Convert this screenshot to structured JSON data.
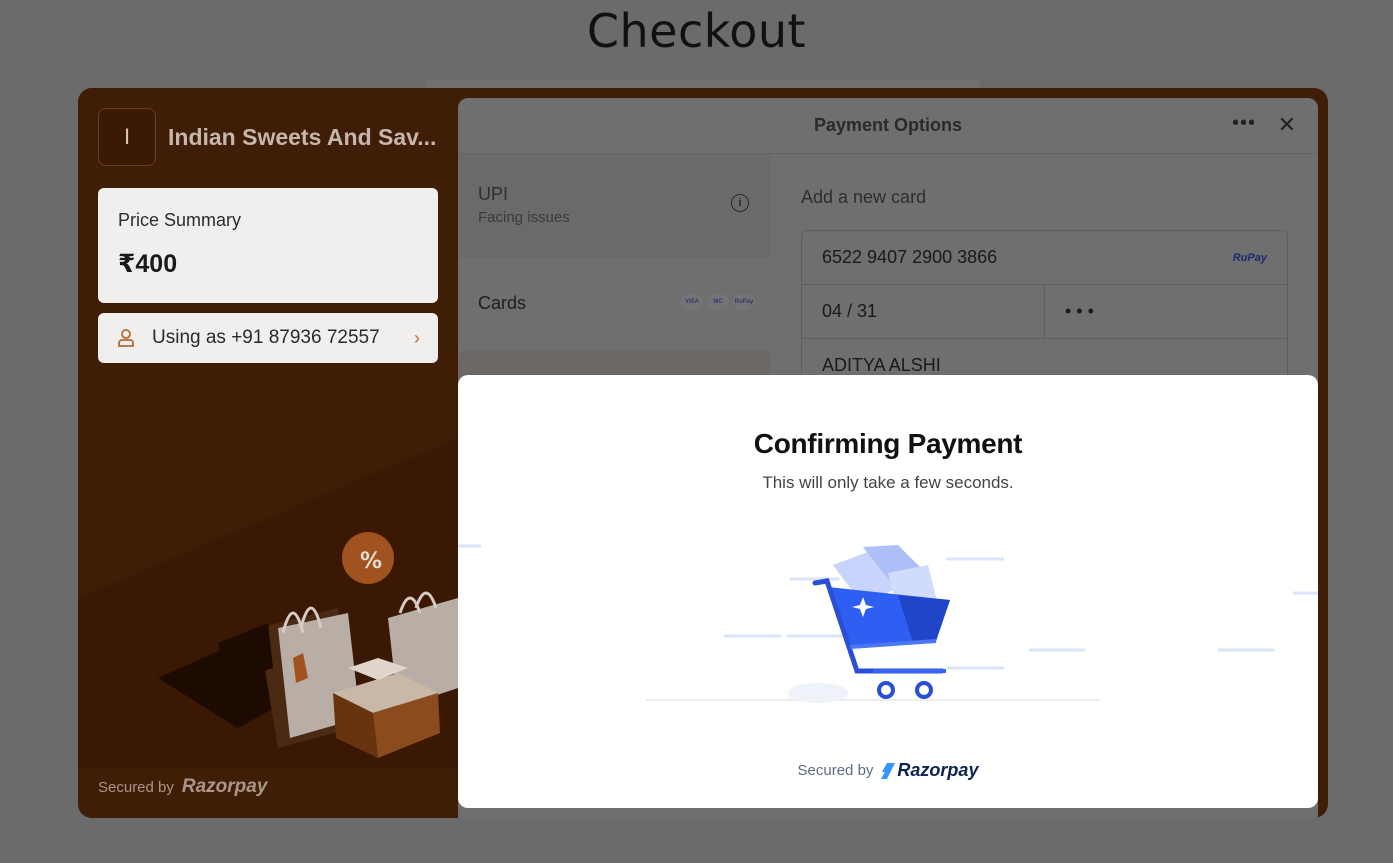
{
  "page": {
    "title": "Checkout"
  },
  "merchant": {
    "logo_initial": "I",
    "name": "Indian Sweets And Sav...",
    "price_label": "Price Summary",
    "price_value": "₹400",
    "user_text": "Using as +91 87936 72557",
    "secured_text": "Secured by",
    "secured_brand": "Razorpay"
  },
  "payment": {
    "header_title": "Payment Options",
    "methods": [
      {
        "name": "UPI",
        "sub": "Facing issues"
      },
      {
        "name": "Cards",
        "logos": [
          "VISA",
          "MC",
          "RuPay"
        ]
      }
    ],
    "card_form": {
      "heading": "Add a new card",
      "card_number": "6522 9407 2900 3866",
      "network": "RuPay",
      "expiry": "04 / 31",
      "cvv": "• • •",
      "name": "ADITYA ALSHI"
    }
  },
  "modal": {
    "title": "Confirming Payment",
    "subtitle": "This will only take a few seconds.",
    "secured_text": "Secured by",
    "secured_brand": "Razorpay"
  },
  "colors": {
    "overlay_gray": "#6b6b6b",
    "merchant_brown": "#3f1d06",
    "cart_blue": "#2f5ff2",
    "brand_navy": "#0c2451"
  }
}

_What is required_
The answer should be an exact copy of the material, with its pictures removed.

_Final answer_
Convert this screenshot to structured JSON data.
{
  "page": {
    "title": "Checkout"
  },
  "merchant": {
    "logo_initial": "I",
    "name": "Indian Sweets And Sav...",
    "price_label": "Price Summary",
    "price_value": "₹400",
    "user_text": "Using as +91 87936 72557",
    "secured_text": "Secured by",
    "secured_brand": "Razorpay"
  },
  "payment": {
    "header_title": "Payment Options",
    "methods": [
      {
        "name": "UPI",
        "sub": "Facing issues"
      },
      {
        "name": "Cards",
        "logos": [
          "VISA",
          "MC",
          "RuPay"
        ]
      }
    ],
    "card_form": {
      "heading": "Add a new card",
      "card_number": "6522 9407 2900 3866",
      "network": "RuPay",
      "expiry": "04 / 31",
      "cvv": "• • •",
      "name": "ADITYA ALSHI"
    }
  },
  "modal": {
    "title": "Confirming Payment",
    "subtitle": "This will only take a few seconds.",
    "secured_text": "Secured by",
    "secured_brand": "Razorpay"
  },
  "colors": {
    "overlay_gray": "#6b6b6b",
    "merchant_brown": "#3f1d06",
    "cart_blue": "#2f5ff2",
    "brand_navy": "#0c2451"
  }
}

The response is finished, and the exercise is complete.